Drought preparedness in Mt. Rainier National Park

Science Center Objects

The Issue: Water supply for park operations and backcountry users is determined by the spatial extent of perennial streams in Mount Rainier National Park (MORA). In addition, the presence or absence of streamflow (flow permanence) is related to water temperature, which influences the occurrence and distribution of aquatic species including cold-water fishes and insects. Information about the reliability and permanence of water supply in MORA is needed by park managers to plan for sustainable water supply in the future as park visitation is expected to increase and the park aquatic biota become increasingly impacted by droughts, which are also expected to increase in the future.

How USGS will help: The work proposed herein will address 1) the need for high-resolution information on drought sensitivity of park water resources, and 2) the corresponding need to apply this information to allow MORA to identify specific, on-the-ground actions to reduce drought vulnerability.
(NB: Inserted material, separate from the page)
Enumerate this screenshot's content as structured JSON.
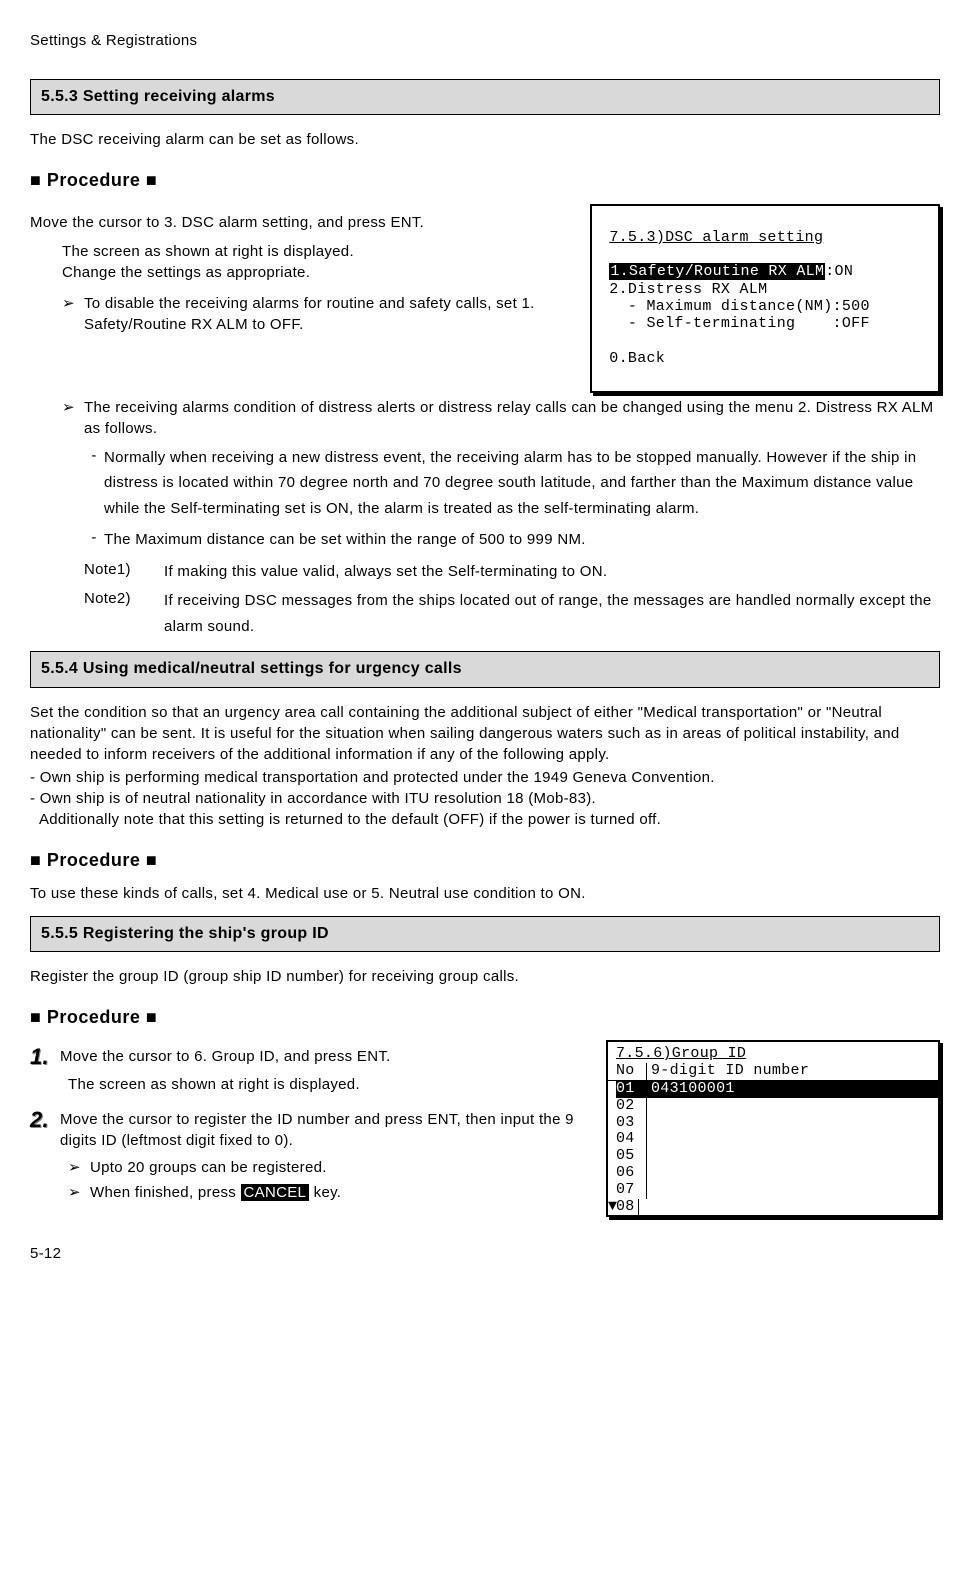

Unnamed stream in Mt. Rainier National Park with a streamflow status of “dry”

Unnamed stream in Mt. Rainier National Park with a streamflow status of “dry”

(Credit: Emily Rhoades, NPS. Public domain.)

Problem: Surface water flowing in streams is a critical water supply to Mt. Rainier National Park facilities. Currently, the Park does not have accurate estimates of the extent of streams that have surface flow year round (perennial), including the late summer low flow period when many streams go dry. In addition, there is a need to understand if and how perennial and non-perennail streams are sensitive to changes in climate and physical conditions that could affect timing of surface flow. 

Objectives: This project will update the current PROSPER model (PRObability of Streamflow PERmanence) to provide more accurate estimates of streams that do and do not have year-round flow. Estimates will be at 30-m resolution for streams throughout Mt. Rainier that is consistent with the National Hydrography Dataset Medium Resolution river network. Estimates are spatially continuous and are based on qualitative flow/no flow field observations and relations to landscape and climatic hydrologic drivers, including channel and valley morphology, groundwater availability, and climatic influences (e.g., snow and glacier runoff, summer precipitation). 

Relevance and Benefits: Results from the model will provide a database on streamflow permanence in Mt. Rainier Park and will inform park management on areas that are sensitive to stresses of low surface water availability necessary for park water resource needs or critically important aquatic biota such as protected bull trout and salmonid species. 

Approach: The project will update the PROSPER model using new flow/no flow field observations collected by NPS personnel using the FLOwPER mobile application (Jaeger and others, 2020). Local predictor variables that may influence streamflow permanence in a glacial, high alpine mountain setting will also be included. New variables include more detailed geology, higher resolution precipitation, glacier and snow cover extent, and local channel and valley morphology including valley aspect, channel slope and valley confinement.